In a previous article I provided an introduction to how Apache Karaf
uses “features” to simplify adding OSGi bundles to a container, including
As discussed in that article, Karaf has its own XML format for a “feature
repository”, an XML file that lists one or more features. Each feature
lists features or bundles that it relies on, with support for versioning.
The whole thing works because Karaf can retrieve both the feature repository
XML files and the OSGi bundles from a variety of sources, including Maven.
Last time I showed a single command to add a feature repository XML file
from Maven, and then a command to install a feature. However, when using
Karaf in production we of course need to have it load the right features
Karaf Features Config
To do this, we will update some of the configuration files in the Karaf
etc/ directory. The first file of interest is
This file contains two settings of interest:
featuresRepositories entry is a list of URLs where feature repository
files can be retrieved. As we said last time, Karaf uses the term “feature
repository” to refer to the XML file that lists one or more features. This
“feature repository” XML file can itself live on a web server, on the file
system, or (most commonly) in a Maven repository. (Little bit of overlap
in the names to get used to here.)
To add Apache Camel to the list of features repositories that Karaf knows
about at startup, we just add another item to the list:
featuresRepositories = \
The last line is the only new one (along with the backslash on the previous
line to keep this a valid Java properties file). This Maven coordinate
tells Karaf where to go to get the features repository XML file for Camel.
Karaf builds in enough Maven support to be able to find this file in a
configured list of Maven repositories.
By itself, this won’t make Karaf install anything; we also need to add
one or more features to
featuresBoot. This is a comma-separated list
of features to install at startup; all of the bundles in those features
will be started (if possible).
Find Those Dependent Features
If you look at a Karaf feature repository XML file, you will notice that
it lists Maven coordinates for bundles but not for any dependent features.
Dependent features are just listed by name.
However, it is possible for one feature file to specify additional
feature repository coordinates for dependent features. For example, the
Camel feature repository XML file has these lines:
These repositories are added immediately when the feature repository listing
them is added; Karaf doesn’t wait until features are installed. Not only that, but
Karaf immediately goes to fetch the feature repository XML files to find out what
features are available.
Over time, I’ve had to work with feature repository XML files that weren’t quite as
friendly or complete as desired. In particular, they might have listed dependent
features without also listing the repository where those features could be found.
To deal with this, we’ve had to add features repositories to the
list in the Karaf config, so that Karaf winds up with a comprehensive list of all
the places it needs to look for features.

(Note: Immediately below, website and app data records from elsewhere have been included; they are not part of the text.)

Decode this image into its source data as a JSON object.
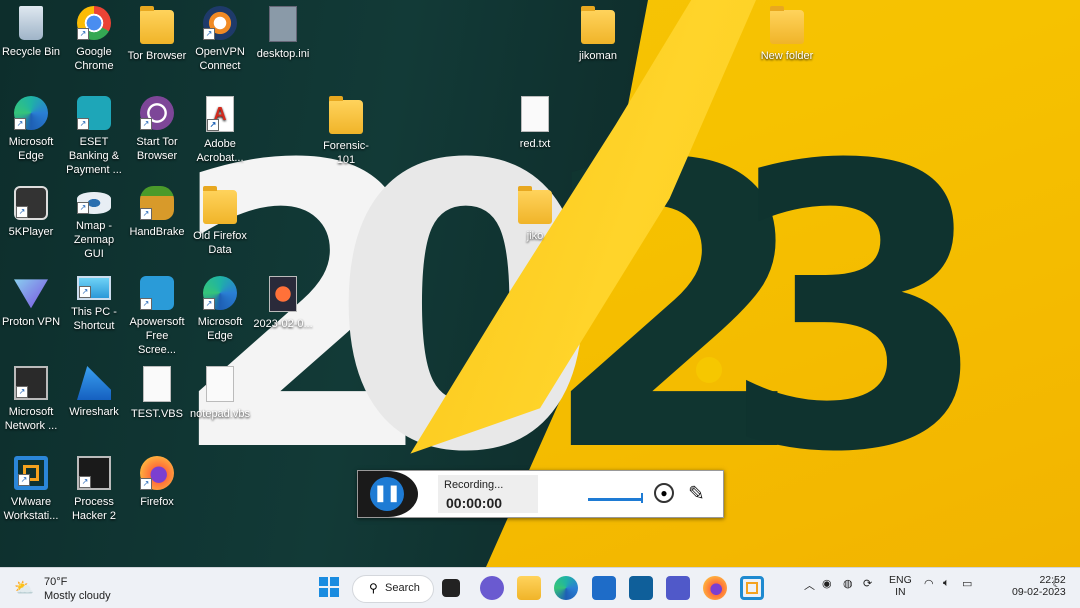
{
  "desktop": {
    "icons": [
      {
        "label": "Recycle Bin"
      },
      {
        "label": "Google Chrome"
      },
      {
        "label": "Tor Browser"
      },
      {
        "label": "OpenVPN Connect"
      },
      {
        "label": "desktop.ini"
      },
      {
        "label": "jikoman"
      },
      {
        "label": "New folder"
      },
      {
        "label": "Microsoft Edge"
      },
      {
        "label": "ESET Banking & Payment ..."
      },
      {
        "label": "Start Tor Browser"
      },
      {
        "label": "Adobe Acrobat..."
      },
      {
        "label": "Forensic-101"
      },
      {
        "label": "red.txt"
      },
      {
        "label": "5KPlayer"
      },
      {
        "label": "Nmap - Zenmap GUI"
      },
      {
        "label": "HandBrake"
      },
      {
        "label": "Old Firefox Data"
      },
      {
        "label": "jiko"
      },
      {
        "label": "Proton VPN"
      },
      {
        "label": "This PC - Shortcut"
      },
      {
        "label": "Apowersoft Free Scree..."
      },
      {
        "label": "Microsoft Edge"
      },
      {
        "label": "2023-02-0..."
      },
      {
        "label": "Microsoft Network ..."
      },
      {
        "label": "Wireshark"
      },
      {
        "label": "TEST.VBS"
      },
      {
        "label": "notepad.vbs"
      },
      {
        "label": "VMware Workstati..."
      },
      {
        "label": "Process Hacker 2"
      },
      {
        "label": "Firefox"
      }
    ],
    "wallpaper_digits": [
      "2",
      "0",
      "2",
      "3"
    ]
  },
  "recorder": {
    "status": "Recording...",
    "time": "00:00:00",
    "pause_icon": "pause-icon"
  },
  "taskbar": {
    "weather_temp": "70°F",
    "weather_cond": "Mostly cloudy",
    "search_label": "Search",
    "lang_line1": "ENG",
    "lang_line2": "IN",
    "time": "22:52",
    "date": "09-02-2023"
  }
}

But, and this is the confusing part, it
isn’t necessary to add them to
featuresBoot as well, because they’ll get pulled
in as a dependency. This has been a big source of confusion to new people, because
they’ll see coordinates for a feature XML file in the list and not see it in the
list of features to start at boot time, and think this is an error.
There’s one more file that is critically important to configure correctly in order
for Karaf to find and install features and bundles:
As the name implies, this file configures Pax URL from OPS4J to correctly
handle Maven URLs.
Pax URL has an interesting relationship with any installed Maven. It does not
require Apache Maven to be installed; the necessary code is embedded within the
Karaf distribution. However, by default it does use the per-user Maven settings
$HOME/.m2/settings.xml and the per-user local repository in
But by default, it does not implicitly use any of the “fallback” Maven
repositories that are automatically available in a normal Maven installation
(like Maven Central). Instead, it has its own “built-in” list of repositories
However, the configuration file does not use this “built-in” list of
repositories that are built into the code; it uses only the list of
repositories in the configuration file. As it happens, this list includes Maven
Central, so this difference may not seem important. But it obviously becomes
very significant if we go changing the
org.ops4j.pax.url.mvn.cfg config file.
To make it even worse, the config file also lists
defaultRepositories in the
form of directories within the Karaf installation that override even the local
Maven repository in
That was confusing, so to sum that up, we have this list:
- Global settings file from a Maven installation: Not used
- Maven settings.xml in
$HOME/.m2: Used by default
- Default repositories in Karaf distribution: Used by default; don’t mess with this
- Built-in repositories: Available but overridden by configuration
- Configuration in
org.ops4j.pax.url.mvn.cfg: Always used, may specify whether
others are used.
At the end of the day, when working in an Internet-available environment, I find
it easiest to just ignore most of that and tack on new repositories to the end
of the list. In Internet-denied environments, of course we can just replace the
list with an available Maven repository.
I’ve written a lot for one article again, but I still would like to cover some
best practices for making these Karaf feature repository XML files, ideally with
a simple example.